Exercise description |
What you return must be the lines of the data that hold the word "JSON".

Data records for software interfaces
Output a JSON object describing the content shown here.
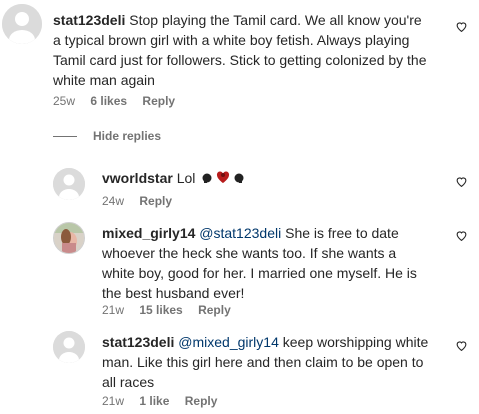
{
  "comments": [
    {
      "username": "stat123deli",
      "text": "Stop playing the Tamil card. We all know you're a typical brown girl with a white boy fetish. Always playing Tamil card just for followers. Stick to getting colonized by the white man again",
      "time": "25w",
      "likes": "6 likes",
      "reply": "Reply"
    }
  ],
  "hide_replies": "Hide replies",
  "replies": [
    {
      "username": "vworldstar",
      "text": "Lol",
      "emojis": [
        "punch-emoji",
        "poop-heart-emoji",
        "punch-emoji"
      ],
      "time": "24w",
      "reply": "Reply"
    },
    {
      "username": "mixed_girly14",
      "mention": "@stat123deli",
      "text": "She is free to date whoever the heck she wants too. If she wants a white boy, good for her. I married one myself. He is the best husband ever!",
      "time": "21w",
      "likes": "15 likes",
      "reply": "Reply"
    },
    {
      "username": "stat123deli",
      "mention": "@mixed_girly14",
      "text": "keep worshipping white man. Like this girl here and then claim to be open to all races",
      "time": "21w",
      "likes": "1 like",
      "reply": "Reply"
    }
  ]
}
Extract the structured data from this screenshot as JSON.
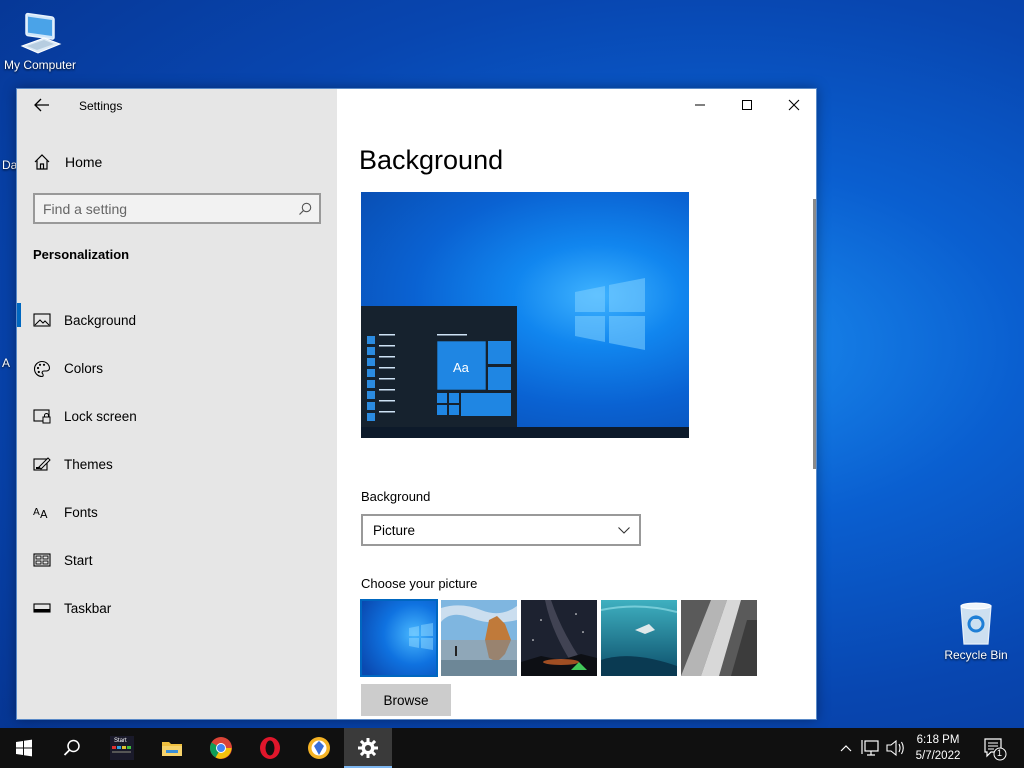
{
  "desktop": {
    "my_computer_label": "My Computer",
    "recycle_bin_label": "Recycle Bin",
    "edge_texts": [
      "Da",
      "A"
    ]
  },
  "window": {
    "app_title": "Settings",
    "controls": {
      "minimize": "minimize-icon",
      "maximize": "maximize-icon",
      "close": "close-icon"
    }
  },
  "nav": {
    "home_label": "Home",
    "search_placeholder": "Find a setting",
    "section_heading": "Personalization",
    "items": [
      {
        "label": "Background",
        "icon": "picture-icon",
        "active": true
      },
      {
        "label": "Colors",
        "icon": "palette-icon",
        "active": false
      },
      {
        "label": "Lock screen",
        "icon": "lock-screen-icon",
        "active": false
      },
      {
        "label": "Themes",
        "icon": "themes-icon",
        "active": false
      },
      {
        "label": "Fonts",
        "icon": "fonts-icon",
        "active": false
      },
      {
        "label": "Start",
        "icon": "start-layout-icon",
        "active": false
      },
      {
        "label": "Taskbar",
        "icon": "taskbar-icon",
        "active": false
      }
    ]
  },
  "content": {
    "page_title": "Background",
    "preview_tile_text": "Aa",
    "background_label": "Background",
    "background_value": "Picture",
    "choose_label": "Choose your picture",
    "browse_label": "Browse"
  },
  "taskbar": {
    "apps": [
      "start-icon",
      "search-icon",
      "start-app-icon",
      "file-explorer-icon",
      "chrome-icon",
      "opera-icon",
      "browser-icon",
      "settings-icon"
    ],
    "start_app_label": "Start",
    "time": "6:18 PM",
    "date": "5/7/2022",
    "notification_count": "1"
  },
  "colors": {
    "accent": "#0067c0",
    "nav_bg": "#e6e6e6",
    "taskbar_bg": "#101010"
  }
}
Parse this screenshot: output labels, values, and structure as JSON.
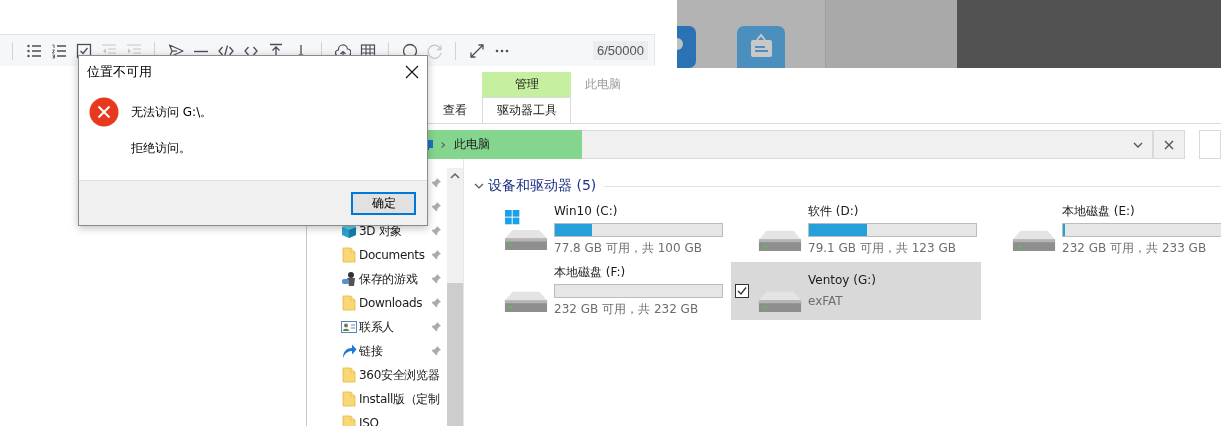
{
  "editor": {
    "toolbar_groups": [
      [
        {
          "kind": "bullets",
          "disabled": false
        },
        {
          "kind": "numbers",
          "disabled": false
        },
        {
          "kind": "checklist",
          "disabled": false
        },
        {
          "kind": "outdent",
          "disabled": true
        },
        {
          "kind": "indent",
          "disabled": true
        }
      ],
      [
        {
          "kind": "send",
          "disabled": false
        },
        {
          "kind": "rule",
          "disabled": false
        },
        {
          "kind": "code",
          "disabled": false
        },
        {
          "kind": "brackets",
          "disabled": false
        },
        {
          "kind": "top",
          "disabled": false
        },
        {
          "kind": "down",
          "disabled": false
        }
      ],
      [
        {
          "kind": "upload",
          "disabled": false
        },
        {
          "kind": "table",
          "disabled": false
        }
      ],
      [
        {
          "kind": "circle",
          "disabled": false
        },
        {
          "kind": "redo",
          "disabled": true
        }
      ],
      [
        {
          "kind": "expand",
          "disabled": false
        },
        {
          "kind": "more",
          "disabled": false
        }
      ]
    ],
    "counter": "6/50000"
  },
  "explorer": {
    "ribbon": {
      "context_tab": "管理",
      "context_title": "此电脑",
      "tabs": [
        {
          "label": "查看",
          "selected": false
        },
        {
          "label": "驱动器工具",
          "selected": true
        }
      ]
    },
    "address": {
      "path": "此电脑"
    },
    "nav_items": [
      {
        "pinned": true
      },
      {
        "pinned": true
      },
      {
        "label": "3D 对象",
        "kind": "cube",
        "pinned": true
      },
      {
        "label": "Documents",
        "kind": "folder",
        "pinned": true
      },
      {
        "label": "保存的游戏",
        "kind": "games",
        "pinned": true
      },
      {
        "label": "Downloads",
        "kind": "folder",
        "pinned": true
      },
      {
        "label": "联系人",
        "kind": "contacts",
        "pinned": true
      },
      {
        "label": "链接",
        "kind": "links",
        "pinned": true
      },
      {
        "label": "360安全浏览器",
        "kind": "folder",
        "pinned": false
      },
      {
        "label": "Install版（定制",
        "kind": "folder",
        "pinned": false
      },
      {
        "label": "ISO",
        "kind": "folder",
        "pinned": false
      }
    ],
    "section": {
      "title": "设备和驱动器 (5)",
      "expanded": true
    },
    "drives": [
      {
        "name": "Win10 (C:)",
        "kind": "system",
        "level": 0.22,
        "info": "77.8 GB 可用，共 100 GB",
        "selected": false
      },
      {
        "name": "软件 (D:)",
        "kind": "disk",
        "level": 0.35,
        "info": "79.1 GB 可用，共 123 GB",
        "selected": false
      },
      {
        "name": "本地磁盘 (E:)",
        "kind": "disk",
        "level": 0.01,
        "info": "232 GB 可用，共 233 GB",
        "selected": false
      },
      {
        "name": "本地磁盘 (F:)",
        "kind": "disk",
        "level": 0.0,
        "info": "232 GB 可用，共 232 GB",
        "selected": false
      },
      {
        "name": "Ventoy (G:)",
        "kind": "disk",
        "info": "exFAT",
        "selected": true
      }
    ]
  },
  "dialog": {
    "title": "位置不可用",
    "message": "无法访问 G:\\。",
    "detail": "拒绝访问。",
    "button": "确定"
  }
}
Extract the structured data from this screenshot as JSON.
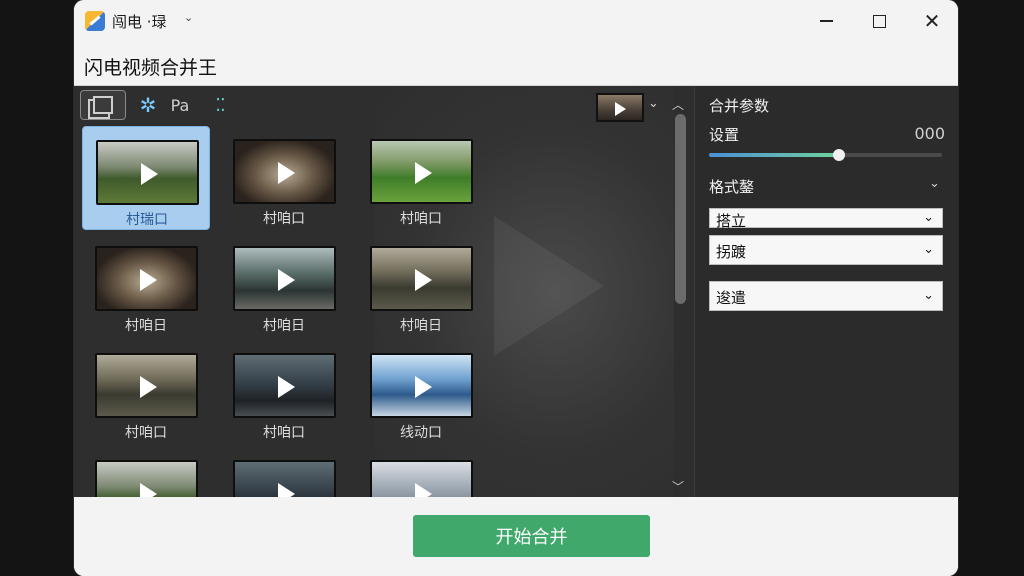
{
  "titlebar": {
    "app_name": "闯电 ·琭",
    "caret": "⌄"
  },
  "header": {
    "title": "闪电视频合并王"
  },
  "toolbar": {
    "star_icon": "✲",
    "text_label": "Pa",
    "dots_icon": "⁚⁚",
    "preview_caret": "⌄"
  },
  "grid": {
    "tiles": [
      {
        "label": "村瑞口",
        "scene": "forest",
        "selected": true
      },
      {
        "label": "村咱口",
        "scene": "cave",
        "selected": false
      },
      {
        "label": "村咱口",
        "scene": "grass",
        "selected": false
      },
      {
        "label": "村咱日",
        "scene": "cave",
        "selected": false
      },
      {
        "label": "村咱日",
        "scene": "rail",
        "selected": false
      },
      {
        "label": "村咱日",
        "scene": "road",
        "selected": false
      },
      {
        "label": "村咱口",
        "scene": "road",
        "selected": false
      },
      {
        "label": "村咱口",
        "scene": "dark",
        "selected": false
      },
      {
        "label": "线动口",
        "scene": "mount",
        "selected": false
      },
      {
        "label": "",
        "scene": "forest",
        "selected": false
      },
      {
        "label": "",
        "scene": "dark",
        "selected": false
      },
      {
        "label": "",
        "scene": "city",
        "selected": false
      }
    ]
  },
  "panel": {
    "title": "合并参数",
    "setting_label": "设置",
    "setting_value": "000",
    "slider_level": 0.56,
    "section_label": "格式鏊",
    "section_caret": "⌄",
    "selects": [
      {
        "value": "搭立",
        "caret": "⌄"
      },
      {
        "value": "拐踱",
        "caret": "⌄"
      },
      {
        "value": "逡遣",
        "caret": "⌄"
      }
    ]
  },
  "footer": {
    "start_label": "开始合并"
  },
  "colors": {
    "accent_green": "#3fa86a",
    "selected_tile": "#a9cdee",
    "slider_start": "#4a8fd8",
    "slider_end": "#6fd39a"
  }
}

Worked solution |
Output a JSON object describing the content shown here.
Extract the structured data from this screenshot as JSON.
Parse this screenshot: output labels, values, and structure as JSON.
Extract the structured data from this screenshot as JSON.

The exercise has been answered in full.